My question is: have you ever considered the allegory of that journey, in reference to your own throughout the middle east? That of an American, intrigued with a culture they can never truly be embraced by, but one at which the foreigner feels so comfortable and at home in. Of course you had different reasons for visiting (and ultimately living in) the area than your mother. But perhaps in your own way, you too were 'sneaking around in Fatima's tomb' in the years you spent living, performing and interacting in Iran?
My mom was trying to represent what she partially understood of Iran in a positive and sort of correct light (more than other travelogues by less fair authors). She did the best she could and in a way which was fair enough for the Shah to give her a medal of honor in the arts for her effort.

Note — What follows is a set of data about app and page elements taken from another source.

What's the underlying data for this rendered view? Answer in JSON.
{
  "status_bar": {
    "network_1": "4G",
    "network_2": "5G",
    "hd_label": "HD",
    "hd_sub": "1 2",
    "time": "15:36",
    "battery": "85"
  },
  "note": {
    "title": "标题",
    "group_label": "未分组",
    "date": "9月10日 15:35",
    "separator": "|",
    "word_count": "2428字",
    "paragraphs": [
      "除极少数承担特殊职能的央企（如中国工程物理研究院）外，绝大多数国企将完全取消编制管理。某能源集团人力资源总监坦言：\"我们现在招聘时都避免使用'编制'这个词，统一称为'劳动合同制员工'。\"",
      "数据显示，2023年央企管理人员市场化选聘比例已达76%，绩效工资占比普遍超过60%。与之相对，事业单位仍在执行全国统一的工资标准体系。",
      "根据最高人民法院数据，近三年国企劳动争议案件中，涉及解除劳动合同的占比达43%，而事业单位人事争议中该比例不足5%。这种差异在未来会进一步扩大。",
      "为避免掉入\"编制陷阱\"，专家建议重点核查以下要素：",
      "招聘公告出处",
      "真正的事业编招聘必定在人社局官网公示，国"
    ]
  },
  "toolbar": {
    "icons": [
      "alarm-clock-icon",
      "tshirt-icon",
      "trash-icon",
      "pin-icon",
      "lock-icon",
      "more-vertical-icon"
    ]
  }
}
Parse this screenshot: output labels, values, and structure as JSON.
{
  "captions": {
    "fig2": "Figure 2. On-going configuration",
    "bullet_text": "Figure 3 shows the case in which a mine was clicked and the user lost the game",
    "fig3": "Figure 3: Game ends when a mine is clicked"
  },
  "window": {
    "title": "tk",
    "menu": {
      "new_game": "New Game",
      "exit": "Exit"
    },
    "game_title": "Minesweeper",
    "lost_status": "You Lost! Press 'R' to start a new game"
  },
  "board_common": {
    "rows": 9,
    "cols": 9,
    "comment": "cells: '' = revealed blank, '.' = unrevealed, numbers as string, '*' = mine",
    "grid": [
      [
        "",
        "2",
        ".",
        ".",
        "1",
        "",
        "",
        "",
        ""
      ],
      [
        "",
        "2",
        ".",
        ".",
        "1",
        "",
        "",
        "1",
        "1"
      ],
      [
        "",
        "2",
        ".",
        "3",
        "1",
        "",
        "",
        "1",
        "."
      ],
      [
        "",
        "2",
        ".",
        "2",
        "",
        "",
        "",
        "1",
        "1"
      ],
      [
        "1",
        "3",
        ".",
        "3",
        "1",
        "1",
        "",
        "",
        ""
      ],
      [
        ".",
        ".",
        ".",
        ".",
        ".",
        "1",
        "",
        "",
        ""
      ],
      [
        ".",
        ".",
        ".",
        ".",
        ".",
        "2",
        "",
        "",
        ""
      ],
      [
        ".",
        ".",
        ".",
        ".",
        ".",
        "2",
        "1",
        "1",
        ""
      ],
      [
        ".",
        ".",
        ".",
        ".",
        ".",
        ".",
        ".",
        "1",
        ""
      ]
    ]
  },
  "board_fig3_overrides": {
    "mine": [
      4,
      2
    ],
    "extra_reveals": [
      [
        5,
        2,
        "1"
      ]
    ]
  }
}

As for me, I never snuck into the sacred shrines in Mashhad or Qom but went there as an fully absorbed Iranian and also as a fully confident Mormon who had been given a special blessing by the second most important leader in the Church, a blessing that promised me success in all my activities and friendship from everyone. I felt that I would be welcome at any religious shrine which was built to honor the one true God, wherever it was. That is why when I went to Mashhad and even told the mullahs about Mormonism, instead of stoning me they invited me to stay for dinner and to discuss religion in more detail. Since I emphasized the many similarities of my native beliefs with Islam, they were excited to see the truth reiterated way over here in the deserts of Utah.
When vocal master Karimi drove me to Shabdelazim by Qom where the faithful did nazr (personal prayer) by grasping the silver grate around the shrine and quietly expressing their desires, I just did what all other Iranians we doing with the same, maybe even greater, belief that my wish for the benefit of another would become reality. Prayer or nasr plus lots of positive efforts can result in success, at least it did for me there in Iran. Although after returning to America, I find that neither prayer or 24/7 struggle or anything else can do a thing for my so-called ‘career’ in music. I sometimes feel that even God could not, or more likely would not, ever help or allow me to succeed in music. But since it’s His world, he knows best and we should be thankful for whatever we experience as a blessing and a lesson, whatever it is. Since I never sought fame or fortune I definitely never got that outside of Iran and probably never will.
I went to Iran as an Iranian returning to my homeland where I was accepted and welcomed after years of torment and being trashed in the good old USA. I guess I did follow in my mom’s footsteps in a weird way, but not on purpose or even knowingly. And definitely without the Yankee superiority complex that most Yanks have inherited but soon will lose when the US comes crashing to the dirt financially and in every other way. It is only a repeat of history: Greece, Rome, etc., they all collapsed and should have. We have really stretched our luck here in the US, we should have crumbled a decade or two ago and probably did but we haven’t realized it yet. When one day out of the blue we are told that the dollar is worthless, then the fun will begin. Rome would not even have imagined how bad a fall could be when it happens here. So everyone fasten your seatbelt and get ready to be real hungry, unhappy and bored unless you care about something other than secular materialism and silly little electronic gizmos.